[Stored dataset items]

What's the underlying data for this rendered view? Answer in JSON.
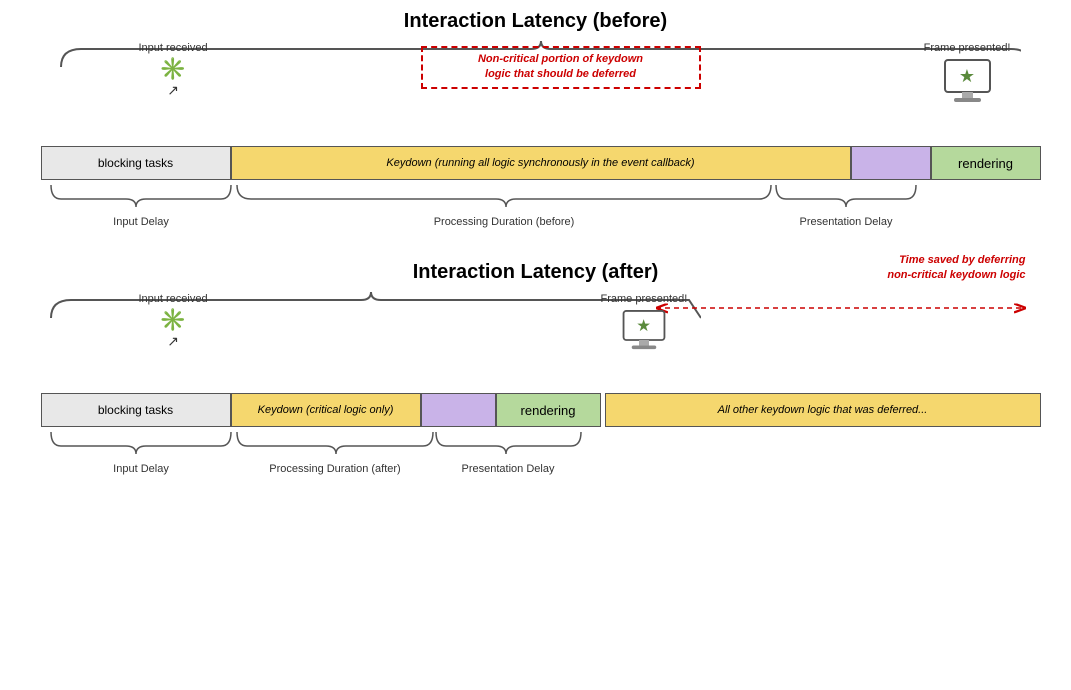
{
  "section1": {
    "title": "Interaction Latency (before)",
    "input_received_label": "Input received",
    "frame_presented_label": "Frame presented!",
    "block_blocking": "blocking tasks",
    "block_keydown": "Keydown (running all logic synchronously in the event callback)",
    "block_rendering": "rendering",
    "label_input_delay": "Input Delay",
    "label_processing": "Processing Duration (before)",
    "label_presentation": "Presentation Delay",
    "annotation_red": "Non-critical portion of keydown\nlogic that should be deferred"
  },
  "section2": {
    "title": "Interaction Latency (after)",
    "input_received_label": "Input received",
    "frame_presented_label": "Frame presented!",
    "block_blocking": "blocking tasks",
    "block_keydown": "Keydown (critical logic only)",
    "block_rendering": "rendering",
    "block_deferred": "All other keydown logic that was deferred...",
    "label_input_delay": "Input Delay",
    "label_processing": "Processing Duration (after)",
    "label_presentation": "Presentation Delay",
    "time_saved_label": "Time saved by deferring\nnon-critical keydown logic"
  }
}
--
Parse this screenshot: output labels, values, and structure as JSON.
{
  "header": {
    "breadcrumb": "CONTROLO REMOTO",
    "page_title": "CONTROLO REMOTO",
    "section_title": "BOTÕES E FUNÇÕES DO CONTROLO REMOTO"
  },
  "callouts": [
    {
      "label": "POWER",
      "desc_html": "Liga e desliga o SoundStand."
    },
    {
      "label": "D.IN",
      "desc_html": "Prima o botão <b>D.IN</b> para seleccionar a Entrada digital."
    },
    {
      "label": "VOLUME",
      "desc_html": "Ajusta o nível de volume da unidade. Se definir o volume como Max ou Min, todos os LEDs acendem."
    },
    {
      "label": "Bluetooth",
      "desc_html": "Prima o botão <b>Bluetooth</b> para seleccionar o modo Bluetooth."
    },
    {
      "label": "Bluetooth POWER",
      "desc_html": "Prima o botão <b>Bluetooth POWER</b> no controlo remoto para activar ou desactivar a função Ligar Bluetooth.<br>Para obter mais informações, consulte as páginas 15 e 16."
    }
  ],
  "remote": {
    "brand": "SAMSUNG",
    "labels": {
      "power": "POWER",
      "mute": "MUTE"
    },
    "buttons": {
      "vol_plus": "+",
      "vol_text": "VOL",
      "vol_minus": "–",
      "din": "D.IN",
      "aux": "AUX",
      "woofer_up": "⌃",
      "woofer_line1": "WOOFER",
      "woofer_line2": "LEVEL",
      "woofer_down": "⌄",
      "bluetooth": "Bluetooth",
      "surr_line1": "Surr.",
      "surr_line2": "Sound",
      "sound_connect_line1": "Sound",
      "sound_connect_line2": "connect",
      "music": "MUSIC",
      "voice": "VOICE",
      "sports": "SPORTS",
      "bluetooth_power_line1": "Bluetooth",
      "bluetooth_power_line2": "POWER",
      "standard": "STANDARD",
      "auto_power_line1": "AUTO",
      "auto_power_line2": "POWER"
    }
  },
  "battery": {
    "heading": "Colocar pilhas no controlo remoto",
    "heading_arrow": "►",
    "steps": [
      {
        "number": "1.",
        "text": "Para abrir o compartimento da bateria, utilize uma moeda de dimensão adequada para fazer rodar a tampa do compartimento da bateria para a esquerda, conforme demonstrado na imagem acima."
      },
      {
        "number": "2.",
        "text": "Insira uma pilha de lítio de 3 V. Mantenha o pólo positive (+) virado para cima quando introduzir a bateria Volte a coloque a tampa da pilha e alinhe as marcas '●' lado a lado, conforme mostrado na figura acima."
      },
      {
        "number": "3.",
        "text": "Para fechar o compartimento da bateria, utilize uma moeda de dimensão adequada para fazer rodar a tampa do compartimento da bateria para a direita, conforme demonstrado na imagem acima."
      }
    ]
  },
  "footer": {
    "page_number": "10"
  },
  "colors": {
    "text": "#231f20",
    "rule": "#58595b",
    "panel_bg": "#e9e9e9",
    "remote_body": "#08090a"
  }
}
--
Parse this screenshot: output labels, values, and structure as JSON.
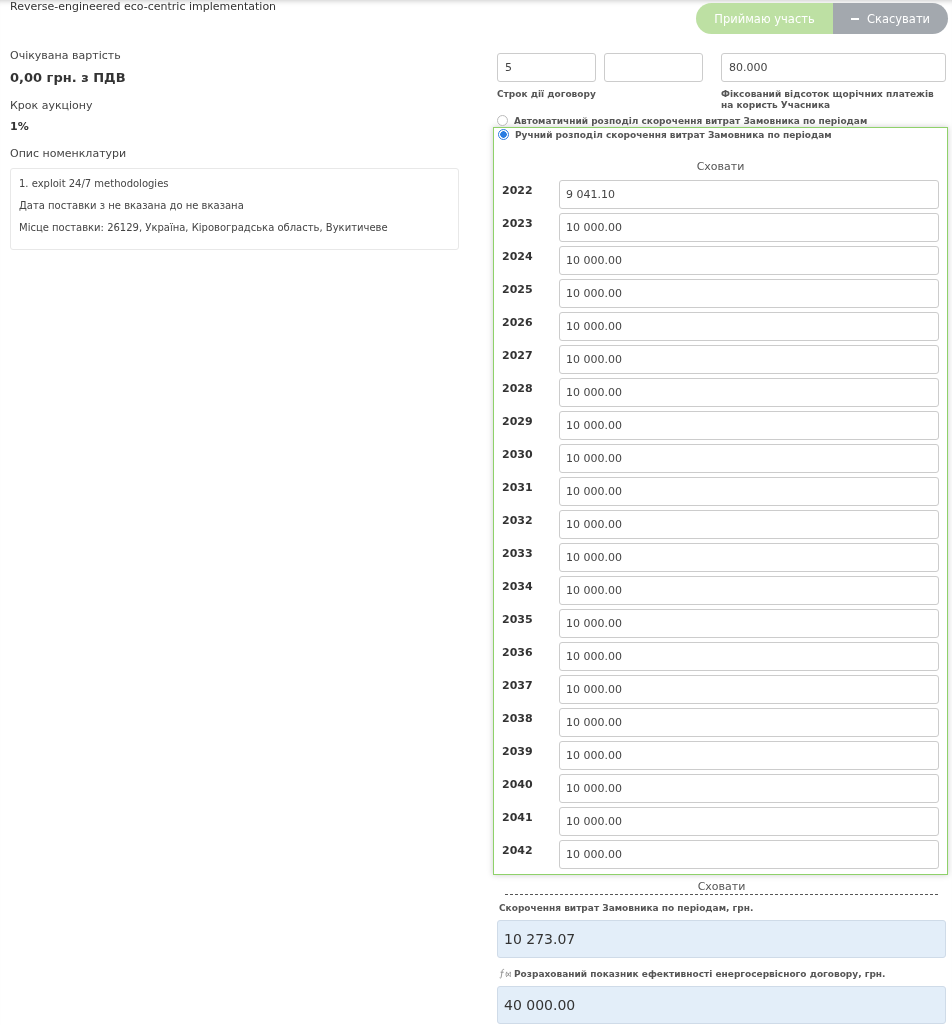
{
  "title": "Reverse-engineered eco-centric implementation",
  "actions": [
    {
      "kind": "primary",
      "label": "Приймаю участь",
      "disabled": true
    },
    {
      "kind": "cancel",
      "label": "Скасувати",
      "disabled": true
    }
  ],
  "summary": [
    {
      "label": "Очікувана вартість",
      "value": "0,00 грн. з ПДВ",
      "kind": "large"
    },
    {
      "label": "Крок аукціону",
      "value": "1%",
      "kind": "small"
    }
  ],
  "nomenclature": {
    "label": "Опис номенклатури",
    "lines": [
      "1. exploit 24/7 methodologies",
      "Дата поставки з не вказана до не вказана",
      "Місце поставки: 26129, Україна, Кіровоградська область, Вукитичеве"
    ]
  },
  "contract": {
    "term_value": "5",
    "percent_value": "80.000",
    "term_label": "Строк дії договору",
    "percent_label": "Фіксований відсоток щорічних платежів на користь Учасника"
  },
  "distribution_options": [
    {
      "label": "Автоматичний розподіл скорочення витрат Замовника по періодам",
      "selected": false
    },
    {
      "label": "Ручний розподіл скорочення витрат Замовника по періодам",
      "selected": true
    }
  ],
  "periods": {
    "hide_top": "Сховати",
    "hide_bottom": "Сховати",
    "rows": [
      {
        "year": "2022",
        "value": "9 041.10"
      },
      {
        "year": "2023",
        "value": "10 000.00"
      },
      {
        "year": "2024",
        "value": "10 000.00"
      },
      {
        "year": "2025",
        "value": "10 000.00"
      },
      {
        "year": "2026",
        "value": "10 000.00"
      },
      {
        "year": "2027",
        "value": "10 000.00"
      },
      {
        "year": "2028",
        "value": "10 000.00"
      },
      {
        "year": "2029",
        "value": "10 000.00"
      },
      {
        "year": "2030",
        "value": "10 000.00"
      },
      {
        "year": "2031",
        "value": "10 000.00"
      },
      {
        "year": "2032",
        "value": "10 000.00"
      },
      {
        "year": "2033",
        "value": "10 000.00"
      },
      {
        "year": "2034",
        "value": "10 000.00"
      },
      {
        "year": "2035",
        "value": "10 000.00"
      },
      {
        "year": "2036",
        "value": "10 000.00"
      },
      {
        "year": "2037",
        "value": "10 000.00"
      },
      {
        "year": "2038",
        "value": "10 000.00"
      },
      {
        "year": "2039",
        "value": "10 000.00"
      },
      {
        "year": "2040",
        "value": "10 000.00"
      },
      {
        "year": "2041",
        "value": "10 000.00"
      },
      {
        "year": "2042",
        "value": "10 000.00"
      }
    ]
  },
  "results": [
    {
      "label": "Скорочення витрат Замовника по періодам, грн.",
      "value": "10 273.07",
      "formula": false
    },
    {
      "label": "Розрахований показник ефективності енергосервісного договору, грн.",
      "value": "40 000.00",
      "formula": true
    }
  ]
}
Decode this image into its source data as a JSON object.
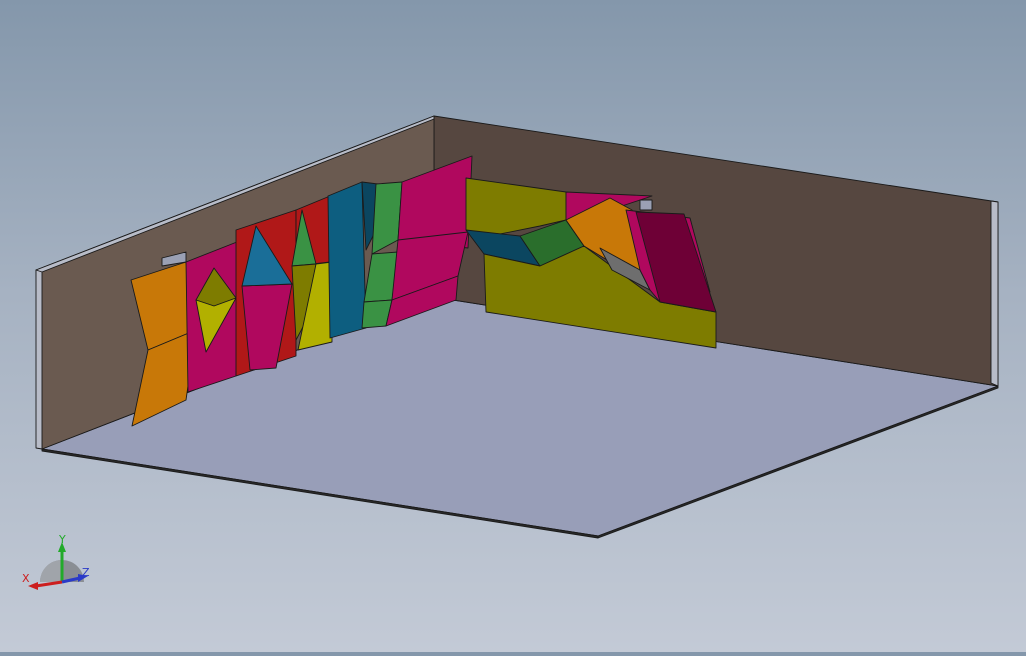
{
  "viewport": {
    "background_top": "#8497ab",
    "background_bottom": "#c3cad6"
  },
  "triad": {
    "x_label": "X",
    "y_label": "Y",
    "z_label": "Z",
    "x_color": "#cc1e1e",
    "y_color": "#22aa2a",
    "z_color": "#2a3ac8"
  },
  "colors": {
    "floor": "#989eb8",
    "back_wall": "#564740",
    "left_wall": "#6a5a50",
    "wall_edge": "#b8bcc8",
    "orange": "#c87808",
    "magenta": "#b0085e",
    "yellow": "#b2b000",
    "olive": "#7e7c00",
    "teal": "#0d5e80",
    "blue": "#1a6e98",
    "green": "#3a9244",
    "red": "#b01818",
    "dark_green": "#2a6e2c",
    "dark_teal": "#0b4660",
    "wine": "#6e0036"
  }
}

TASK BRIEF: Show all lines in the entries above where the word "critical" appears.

TASK RESULT:
    "annotation_red": "Non-critical portion of keydown\nlogic that should be deferred"
    "block_keydown": "Keydown (critical logic only)",
    "time_saved_label": "Time saved by deferring\nnon-critical keydown logic"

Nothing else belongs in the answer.